While our newly minted project manager is busy getting our ducks in a row with the product roadmap, and our UI/UX designers are discovering new and exciting ways to improve usability, we’d like to draw your attention to a special feature that makes 5ireChain the blockchain for the quantum age.
No Hard Forks Over Here, No Sir!
Have you ever heard the term “hard fork” before in the blockchain space ecosystem? We’re sure you have. A hard fork happens when a blockchain’s network’s programming logic changes, often in such a way that nodes that were created before the new changes are unable to remain in consensus with nodes that do. Thus, these changes are effectively backward incompatible. Hard forks can also be used as a political manoeuvre due to the nature of the upgrades, as well as a logistical nightmare, due to the number of nodes in the network that need to be upgraded with new software.
To do away with this onerous exercise in changing a chain’s “business logic” in the nodes, 5ireChain nodes come equipped with a WebAssembly execution host. Their function is to maintain the network consensus on a very low level and with a well-established instruction set.
This allows 5ireChain to upgrade its runtime seamlessly by changing the business logic stored on-chain and it does away with the onerous coordination challenge of asking a huge number of node operators to do the upgrade in advance of a specific event. Upgrades can be implemented seamlessly following a governance change or when stakeholders propose and approve upgrades via our on-chain governance system.

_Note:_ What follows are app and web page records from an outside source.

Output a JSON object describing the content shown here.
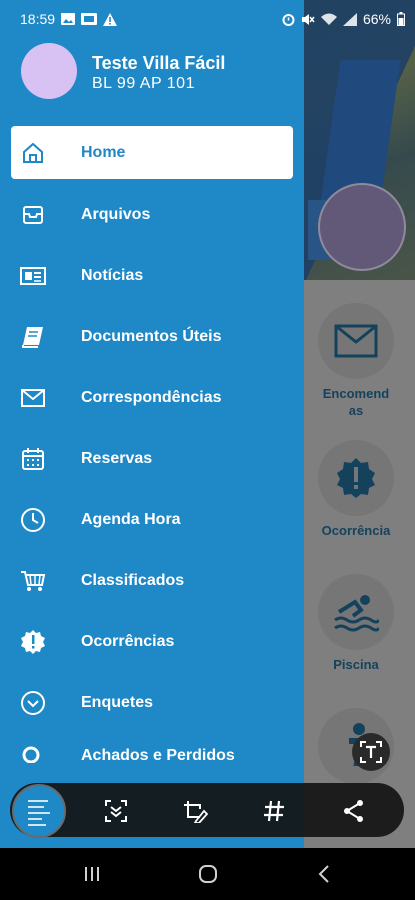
{
  "status_bar": {
    "time": "18:59",
    "battery": "66%"
  },
  "drawer": {
    "user_name": "Teste Villa Fácil",
    "unit": "BL 99 AP 101",
    "items": [
      {
        "label": "Home",
        "icon": "home-icon",
        "active": true
      },
      {
        "label": "Arquivos",
        "icon": "inbox-icon"
      },
      {
        "label": "Notícias",
        "icon": "newspaper-icon"
      },
      {
        "label": "Documentos Úteis",
        "icon": "book-icon"
      },
      {
        "label": "Correspondências",
        "icon": "envelope-icon"
      },
      {
        "label": "Reservas",
        "icon": "calendar-icon"
      },
      {
        "label": "Agenda Hora",
        "icon": "clock-icon"
      },
      {
        "label": "Classificados",
        "icon": "cart-icon"
      },
      {
        "label": "Ocorrências",
        "icon": "alert-badge-icon"
      },
      {
        "label": "Enquetes",
        "icon": "chevron-circle-icon"
      },
      {
        "label": "Achados e Perdidos",
        "icon": "search-icon"
      }
    ]
  },
  "background": {
    "tiles": [
      {
        "label": "Encomendas",
        "icon": "envelope-icon"
      },
      {
        "label": "Ocorrência",
        "icon": "alert-badge-icon"
      },
      {
        "label": "Piscina",
        "icon": "swimmer-icon"
      }
    ]
  },
  "colors": {
    "drawer_bg": "#1f88c6",
    "accent_text": "#1e5f86",
    "avatar": "#d7c2f3"
  }
}
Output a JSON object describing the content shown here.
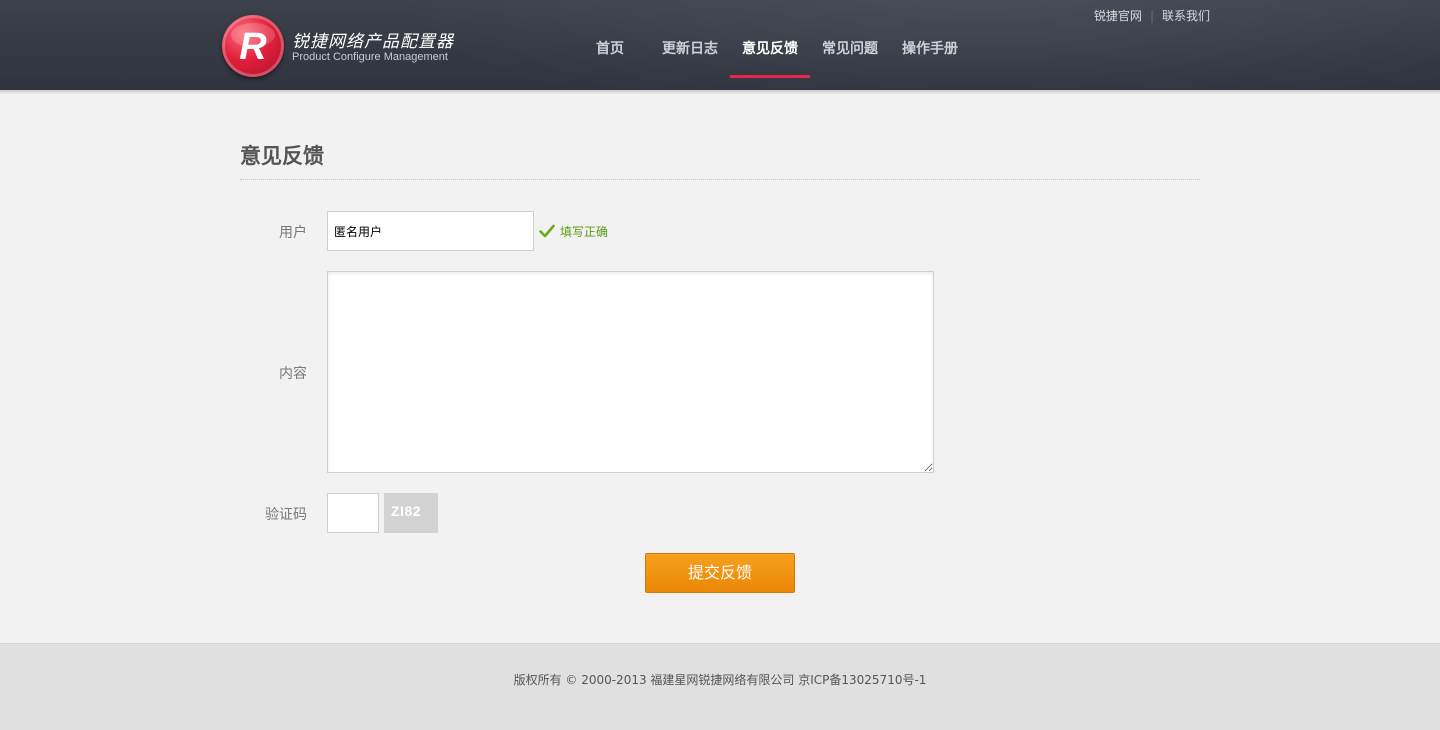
{
  "header": {
    "logo": {
      "letter": "R",
      "title": "锐捷网络产品配置器",
      "subtitle": "Product Configure Management"
    },
    "top_links": [
      {
        "label": "锐捷官网"
      },
      {
        "label": "联系我们"
      }
    ],
    "nav": [
      {
        "label": "首页",
        "active": false
      },
      {
        "label": "更新日志",
        "active": false
      },
      {
        "label": "意见反馈",
        "active": true
      },
      {
        "label": "常见问题",
        "active": false
      },
      {
        "label": "操作手册",
        "active": false
      }
    ]
  },
  "main": {
    "title": "意见反馈",
    "form": {
      "user_label": "用户",
      "user_value": "匿名用户",
      "user_valid_msg": "填写正确",
      "content_label": "内容",
      "content_value": "",
      "captcha_label": "验证码",
      "captcha_value": "",
      "captcha_image_text": "ZI82",
      "submit_label": "提交反馈"
    }
  },
  "footer": {
    "copyright": "版权所有 © 2000-2013 福建星网锐捷网络有限公司 京ICP备13025710号-1"
  },
  "colors": {
    "header_bg": "#353943",
    "nav_active_underline": "#e8264b",
    "valid_green": "#5a9d13",
    "submit_orange": "#f0900f",
    "logo_red": "#e0203c",
    "page_bg": "#f2f2f2",
    "footer_bg": "#e0e0e0"
  },
  "icons": {
    "logo": "ruijie-r-logo-badge",
    "valid": "check-icon"
  }
}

Ready For the Quantum Age
Our wallet keys will be beyond the reach of quantum computers’ processing power to break cryptological keys generated.
Blockchains rely on asymmetric key cryptography algorithms, namely the ECDSA, or elliptic curve digital signature algorithm. ECDSA is used for wallet addresses, signing transactions, and validating new blocks. One could say that existence of the blockchain is dependent upon the security of asymmetric key cryptography. ECDSA is based on a mathematical problem called the discrete logarithm problem (DLP). Elliptic curves have been used for quite a while in public-key cryptography, primarily because there is no known sub-exponential algorithm to solve the discrete logarithm problems contained on general elliptic curves.
The most efficient theoretical implementation of a quantum computer to detect an SHA-256 collision is actually less efficient than the theorized classical implementation for breaking the standard. The wallet file in the original Bitcoin client uses SHA-512 (a more secure version than SHA-256) to help encrypt private keys.
Thanks to Moore’s law and better classical computing, secure RSA key sizes have grown so large so as to be impractical compared to elliptic curve cryptography. As a result, most blockchains, like Bitcoin, opt for elliptic curve cryptography for performance reasons for their systems.
More information about 5ireChain can be found by clicking on the following links:
White paper: https://bit.ly/5ireWP